# Work instruction
Line by line, the data below should be set down unchanged, with images excluded.

[Saved entries]
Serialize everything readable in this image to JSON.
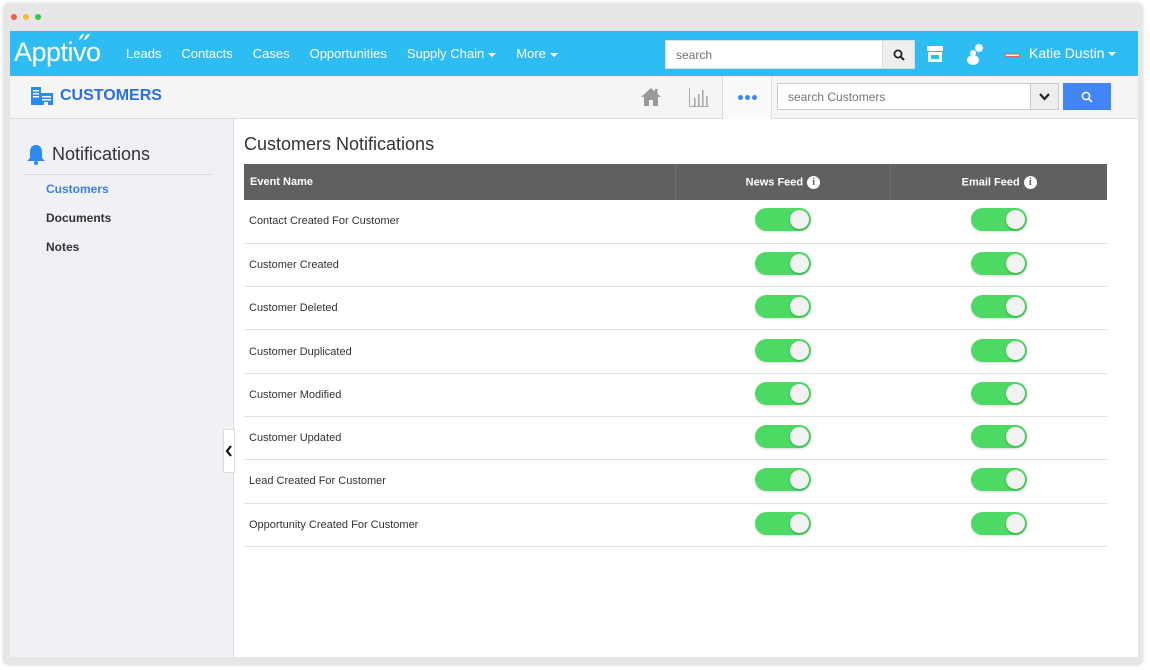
{
  "window": {
    "controls": [
      "close",
      "minimize",
      "maximize"
    ]
  },
  "topnav": {
    "logo": "Apptivo",
    "links": [
      {
        "label": "Leads",
        "dropdown": false
      },
      {
        "label": "Contacts",
        "dropdown": false
      },
      {
        "label": "Cases",
        "dropdown": false
      },
      {
        "label": "Opportunities",
        "dropdown": false
      },
      {
        "label": "Supply Chain",
        "dropdown": true
      },
      {
        "label": "More",
        "dropdown": true
      }
    ],
    "search_placeholder": "search",
    "icons": [
      "search-icon",
      "store-icon",
      "person-icon",
      "flag-icon"
    ],
    "user_name": "Katie Dustin"
  },
  "subbar": {
    "module_title": "CUSTOMERS",
    "icons": [
      "home-icon",
      "bar-chart-icon",
      "more-icon"
    ],
    "search_placeholder": "search Customers"
  },
  "sidebar": {
    "heading": "Notifications",
    "items": [
      {
        "label": "Customers",
        "active": true
      },
      {
        "label": "Documents",
        "active": false
      },
      {
        "label": "Notes",
        "active": false
      }
    ]
  },
  "main": {
    "title": "Customers Notifications",
    "columns": [
      "Event Name",
      "News Feed",
      "Email Feed"
    ],
    "rows": [
      {
        "event": "Contact Created For Customer",
        "news_feed": true,
        "email_feed": true
      },
      {
        "event": "Customer Created",
        "news_feed": true,
        "email_feed": true
      },
      {
        "event": "Customer Deleted",
        "news_feed": true,
        "email_feed": true
      },
      {
        "event": "Customer Duplicated",
        "news_feed": true,
        "email_feed": true
      },
      {
        "event": "Customer Modified",
        "news_feed": true,
        "email_feed": true
      },
      {
        "event": "Customer Updated",
        "news_feed": true,
        "email_feed": true
      },
      {
        "event": "Lead Created For Customer",
        "news_feed": true,
        "email_feed": true
      },
      {
        "event": "Opportunity Created For Customer",
        "news_feed": true,
        "email_feed": true
      }
    ]
  },
  "colors": {
    "topnav_bg": "#2ebdf3",
    "accent_blue": "#3c7fe0",
    "search_button": "#4285f4",
    "table_header": "#606060",
    "toggle_on": "#4cd964"
  }
}
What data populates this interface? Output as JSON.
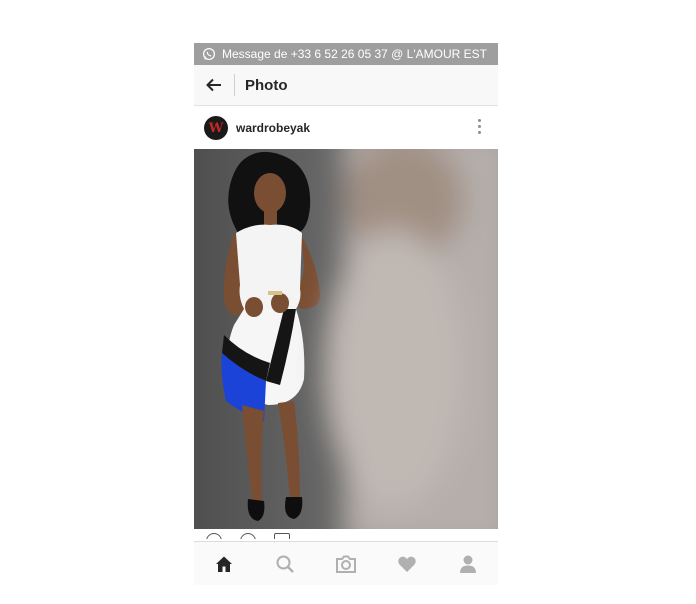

# Written answer
Serialize everything readable in this image to JSON.
{
  "window": {
    "controls": [
      "close",
      "minimize",
      "maximize"
    ]
  },
  "topnav": {
    "logo": "Apptivo",
    "links": [
      {
        "label": "Leads",
        "dropdown": false
      },
      {
        "label": "Contacts",
        "dropdown": false
      },
      {
        "label": "Cases",
        "dropdown": false
      },
      {
        "label": "Opportunities",
        "dropdown": false
      },
      {
        "label": "Supply Chain",
        "dropdown": true
      },
      {
        "label": "More",
        "dropdown": true
      }
    ],
    "search_placeholder": "search",
    "icons": [
      "search-icon",
      "store-icon",
      "person-icon",
      "flag-icon"
    ],
    "user_name": "Katie Dustin"
  },
  "subbar": {
    "module_title": "CUSTOMERS",
    "icons": [
      "home-icon",
      "bar-chart-icon",
      "more-icon"
    ],
    "search_placeholder": "search Customers"
  },
  "sidebar": {
    "heading": "Notifications",
    "items": [
      {
        "label": "Customers",
        "active": true
      },
      {
        "label": "Documents",
        "active": false
      },
      {
        "label": "Notes",
        "active": false
      }
    ]
  },
  "main": {
    "title": "Customers Notifications",
    "columns": [
      "Event Name",
      "News Feed",
      "Email Feed"
    ],
    "rows": [
      {
        "event": "Contact Created For Customer",
        "news_feed": true,
        "email_feed": true
      },
      {
        "event": "Customer Created",
        "news_feed": true,
        "email_feed": true
      },
      {
        "event": "Customer Deleted",
        "news_feed": true,
        "email_feed": true
      },
      {
        "event": "Customer Duplicated",
        "news_feed": true,
        "email_feed": true
      },
      {
        "event": "Customer Modified",
        "news_feed": true,
        "email_feed": true
      },
      {
        "event": "Customer Updated",
        "news_feed": true,
        "email_feed": true
      },
      {
        "event": "Lead Created For Customer",
        "news_feed": true,
        "email_feed": true
      },
      {
        "event": "Opportunity Created For Customer",
        "news_feed": true,
        "email_feed": true
      }
    ]
  },
  "colors": {
    "topnav_bg": "#2ebdf3",
    "accent_blue": "#3c7fe0",
    "search_button": "#4285f4",
    "table_header": "#606060",
    "toggle_on": "#4cd964"
  }
}
What data populates this interface? Output as JSON.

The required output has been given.